Which brings us back to convoys.
A look at the map of Africa and its close Asian neighbors (Yemen, Oman), along with a history or pirate attacks would indicate where convoy protection is most needed. The need for protection along one coastline may change from time to time depending on local political and economic conditions. Shipping companies can check with their foreign offices (in U.S., the State Department) for fairly up-to-date information. Likewise, navies can shift their resources as necessary.
Africa, by the way, is not the only place pirates call home. They also operate out of the Pacific. According to the U.S. State Department's Travel.State.gov site, "Piracy at sea is a worldwide phenomenon which has affected not only the coasts of Africa, but also Indonesia, Malaysia, the Philippines, Yemen, and Venezuela. U.S. citizens considering travel by sea should exercise caution when near and within these coastal areas."
A naval presence does greatly reduce the threat of piracy. According to the State Department, "Pirate activity in the Straits of Malacca has declined significantly since 2005 due to increased military patrols and vessel security."

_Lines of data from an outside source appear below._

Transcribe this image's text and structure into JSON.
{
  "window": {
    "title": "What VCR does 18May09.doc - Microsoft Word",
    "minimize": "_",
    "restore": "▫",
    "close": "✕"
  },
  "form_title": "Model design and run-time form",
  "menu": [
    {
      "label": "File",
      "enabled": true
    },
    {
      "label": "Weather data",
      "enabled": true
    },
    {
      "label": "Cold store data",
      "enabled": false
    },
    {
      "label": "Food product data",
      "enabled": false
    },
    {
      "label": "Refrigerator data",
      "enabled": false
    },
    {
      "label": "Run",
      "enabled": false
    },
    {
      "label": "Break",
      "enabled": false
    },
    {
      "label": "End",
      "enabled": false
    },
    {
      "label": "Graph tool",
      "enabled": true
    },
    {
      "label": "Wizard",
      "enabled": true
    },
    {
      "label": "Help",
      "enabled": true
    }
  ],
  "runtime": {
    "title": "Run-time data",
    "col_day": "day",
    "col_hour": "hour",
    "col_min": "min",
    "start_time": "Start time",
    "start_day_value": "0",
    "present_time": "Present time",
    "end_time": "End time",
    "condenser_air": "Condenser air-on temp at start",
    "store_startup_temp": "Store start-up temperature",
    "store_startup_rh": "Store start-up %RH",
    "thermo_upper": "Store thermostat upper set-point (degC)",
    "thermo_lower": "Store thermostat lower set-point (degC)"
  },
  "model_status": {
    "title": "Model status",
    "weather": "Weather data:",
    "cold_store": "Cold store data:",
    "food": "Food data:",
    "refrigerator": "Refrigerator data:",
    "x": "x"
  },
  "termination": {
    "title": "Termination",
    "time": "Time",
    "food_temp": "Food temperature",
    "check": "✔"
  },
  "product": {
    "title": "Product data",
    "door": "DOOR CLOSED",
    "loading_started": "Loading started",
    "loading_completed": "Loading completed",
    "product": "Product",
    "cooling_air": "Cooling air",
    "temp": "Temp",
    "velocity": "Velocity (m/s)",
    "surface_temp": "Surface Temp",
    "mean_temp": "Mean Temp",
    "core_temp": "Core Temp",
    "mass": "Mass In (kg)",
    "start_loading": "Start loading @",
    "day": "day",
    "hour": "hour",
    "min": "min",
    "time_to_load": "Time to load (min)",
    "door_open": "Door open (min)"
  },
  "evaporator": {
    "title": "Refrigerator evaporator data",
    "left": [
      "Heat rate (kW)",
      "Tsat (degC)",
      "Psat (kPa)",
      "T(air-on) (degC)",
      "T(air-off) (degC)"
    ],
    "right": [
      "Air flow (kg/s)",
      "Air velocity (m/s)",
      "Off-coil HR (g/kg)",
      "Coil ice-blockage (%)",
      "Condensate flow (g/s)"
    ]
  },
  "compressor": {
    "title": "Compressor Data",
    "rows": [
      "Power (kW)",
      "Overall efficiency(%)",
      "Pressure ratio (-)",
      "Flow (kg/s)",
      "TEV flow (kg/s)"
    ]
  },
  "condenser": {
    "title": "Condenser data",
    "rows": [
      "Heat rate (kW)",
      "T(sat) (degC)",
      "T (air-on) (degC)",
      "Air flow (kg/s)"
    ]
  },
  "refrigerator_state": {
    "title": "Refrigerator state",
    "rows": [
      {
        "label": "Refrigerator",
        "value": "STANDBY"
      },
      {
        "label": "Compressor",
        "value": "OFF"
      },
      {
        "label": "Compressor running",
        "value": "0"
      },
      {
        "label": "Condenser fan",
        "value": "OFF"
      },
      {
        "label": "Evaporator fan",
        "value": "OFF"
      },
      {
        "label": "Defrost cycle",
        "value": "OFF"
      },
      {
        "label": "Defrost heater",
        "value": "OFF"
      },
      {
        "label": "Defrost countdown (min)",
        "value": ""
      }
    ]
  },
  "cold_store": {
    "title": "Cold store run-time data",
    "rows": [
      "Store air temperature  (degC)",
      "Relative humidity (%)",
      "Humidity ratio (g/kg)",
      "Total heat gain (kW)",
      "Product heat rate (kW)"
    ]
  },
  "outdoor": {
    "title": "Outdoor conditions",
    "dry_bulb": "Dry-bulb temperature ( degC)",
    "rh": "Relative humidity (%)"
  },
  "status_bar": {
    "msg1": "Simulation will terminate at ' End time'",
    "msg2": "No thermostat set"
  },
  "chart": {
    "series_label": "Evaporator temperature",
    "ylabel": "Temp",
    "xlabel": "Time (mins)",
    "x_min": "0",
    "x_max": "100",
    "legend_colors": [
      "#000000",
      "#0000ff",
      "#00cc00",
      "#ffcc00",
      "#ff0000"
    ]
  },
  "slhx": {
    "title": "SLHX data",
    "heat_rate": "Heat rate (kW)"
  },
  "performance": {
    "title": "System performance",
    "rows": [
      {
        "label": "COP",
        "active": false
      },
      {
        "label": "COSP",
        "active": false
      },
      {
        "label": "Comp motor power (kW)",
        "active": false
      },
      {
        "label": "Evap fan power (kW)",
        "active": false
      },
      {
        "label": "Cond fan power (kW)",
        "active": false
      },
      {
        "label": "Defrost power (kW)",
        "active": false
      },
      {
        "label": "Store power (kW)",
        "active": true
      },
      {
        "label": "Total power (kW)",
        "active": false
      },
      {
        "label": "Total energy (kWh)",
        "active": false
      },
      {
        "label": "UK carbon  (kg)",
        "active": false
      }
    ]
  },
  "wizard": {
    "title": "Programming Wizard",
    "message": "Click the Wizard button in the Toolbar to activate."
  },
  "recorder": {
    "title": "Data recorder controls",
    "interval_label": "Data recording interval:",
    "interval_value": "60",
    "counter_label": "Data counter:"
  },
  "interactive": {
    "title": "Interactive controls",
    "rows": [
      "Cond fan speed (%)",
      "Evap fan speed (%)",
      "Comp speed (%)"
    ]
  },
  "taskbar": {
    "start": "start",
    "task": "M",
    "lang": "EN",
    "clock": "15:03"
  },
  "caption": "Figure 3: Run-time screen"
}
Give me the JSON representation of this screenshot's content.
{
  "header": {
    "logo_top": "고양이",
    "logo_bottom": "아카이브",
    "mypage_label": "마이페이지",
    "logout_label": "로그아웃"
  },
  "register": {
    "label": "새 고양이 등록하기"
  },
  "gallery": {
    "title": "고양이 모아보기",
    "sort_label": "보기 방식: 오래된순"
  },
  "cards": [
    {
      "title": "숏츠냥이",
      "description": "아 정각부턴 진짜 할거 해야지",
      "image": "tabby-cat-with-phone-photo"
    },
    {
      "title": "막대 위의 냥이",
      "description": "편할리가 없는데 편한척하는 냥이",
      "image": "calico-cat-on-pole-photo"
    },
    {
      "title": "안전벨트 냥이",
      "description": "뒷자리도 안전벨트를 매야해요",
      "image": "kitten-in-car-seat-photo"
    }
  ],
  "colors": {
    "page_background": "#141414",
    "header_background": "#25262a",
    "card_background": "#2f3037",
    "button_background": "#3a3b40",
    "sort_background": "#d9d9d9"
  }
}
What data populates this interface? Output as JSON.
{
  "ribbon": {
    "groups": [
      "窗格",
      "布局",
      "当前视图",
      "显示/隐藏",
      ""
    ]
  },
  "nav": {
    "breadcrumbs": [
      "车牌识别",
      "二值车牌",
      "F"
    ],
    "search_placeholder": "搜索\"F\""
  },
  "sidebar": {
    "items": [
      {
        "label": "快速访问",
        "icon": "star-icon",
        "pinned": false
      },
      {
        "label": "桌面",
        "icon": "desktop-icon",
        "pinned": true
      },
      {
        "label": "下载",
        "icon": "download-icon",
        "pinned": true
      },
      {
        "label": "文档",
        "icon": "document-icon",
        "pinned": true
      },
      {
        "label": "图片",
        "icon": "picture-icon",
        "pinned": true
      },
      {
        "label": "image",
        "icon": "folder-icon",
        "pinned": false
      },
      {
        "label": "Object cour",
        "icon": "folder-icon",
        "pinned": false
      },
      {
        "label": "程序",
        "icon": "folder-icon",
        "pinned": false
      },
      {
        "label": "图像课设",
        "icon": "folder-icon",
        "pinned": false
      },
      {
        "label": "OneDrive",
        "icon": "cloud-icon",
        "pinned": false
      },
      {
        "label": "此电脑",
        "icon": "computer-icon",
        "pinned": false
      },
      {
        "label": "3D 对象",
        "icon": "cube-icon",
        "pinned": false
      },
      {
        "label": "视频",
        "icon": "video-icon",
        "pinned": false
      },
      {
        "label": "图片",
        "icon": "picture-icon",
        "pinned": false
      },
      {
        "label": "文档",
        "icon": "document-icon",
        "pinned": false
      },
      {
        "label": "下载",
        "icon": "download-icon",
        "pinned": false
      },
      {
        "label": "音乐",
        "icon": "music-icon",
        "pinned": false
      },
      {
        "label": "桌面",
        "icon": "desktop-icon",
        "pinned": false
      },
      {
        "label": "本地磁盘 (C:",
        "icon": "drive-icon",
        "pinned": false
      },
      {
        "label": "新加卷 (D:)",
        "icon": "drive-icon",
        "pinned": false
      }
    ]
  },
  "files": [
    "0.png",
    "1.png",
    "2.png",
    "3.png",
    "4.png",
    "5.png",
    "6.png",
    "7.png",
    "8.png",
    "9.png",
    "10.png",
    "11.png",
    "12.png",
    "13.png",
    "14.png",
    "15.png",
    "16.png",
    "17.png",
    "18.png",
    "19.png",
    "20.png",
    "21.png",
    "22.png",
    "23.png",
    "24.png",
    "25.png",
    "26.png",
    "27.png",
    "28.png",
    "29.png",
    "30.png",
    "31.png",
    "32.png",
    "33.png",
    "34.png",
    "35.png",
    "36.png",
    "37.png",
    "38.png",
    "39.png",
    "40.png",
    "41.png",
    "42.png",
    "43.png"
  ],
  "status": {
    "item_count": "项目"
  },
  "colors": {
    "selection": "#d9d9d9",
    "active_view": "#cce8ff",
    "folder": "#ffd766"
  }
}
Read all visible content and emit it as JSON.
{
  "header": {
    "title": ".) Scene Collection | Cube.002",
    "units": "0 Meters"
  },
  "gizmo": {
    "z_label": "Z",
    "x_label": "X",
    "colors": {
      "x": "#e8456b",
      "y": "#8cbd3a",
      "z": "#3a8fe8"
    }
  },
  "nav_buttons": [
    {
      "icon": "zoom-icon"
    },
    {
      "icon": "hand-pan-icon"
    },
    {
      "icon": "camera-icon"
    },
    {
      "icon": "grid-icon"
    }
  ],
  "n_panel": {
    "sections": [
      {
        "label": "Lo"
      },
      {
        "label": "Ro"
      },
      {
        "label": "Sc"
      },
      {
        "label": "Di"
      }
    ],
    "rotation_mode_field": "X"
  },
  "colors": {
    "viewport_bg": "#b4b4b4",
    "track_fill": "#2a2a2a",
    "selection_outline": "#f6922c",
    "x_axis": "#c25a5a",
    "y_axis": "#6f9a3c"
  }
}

"Millions for defense, but not one cent for tribute." A famous expression often linked to the Marines at Tripoli; in truth it is associated with a U.S. disagreement with France. None-the-less, if piracy is to be eliminated, the pirates' victims should bear at least part of the cost - the rest can be billed to the navies as "training expenses."
Today there are two options:
One: Arm the crews with weapons to successfully defend their ships and train the crews to use the weapons safely. (Will they use them when needed?)
If I wrote it, you may quote it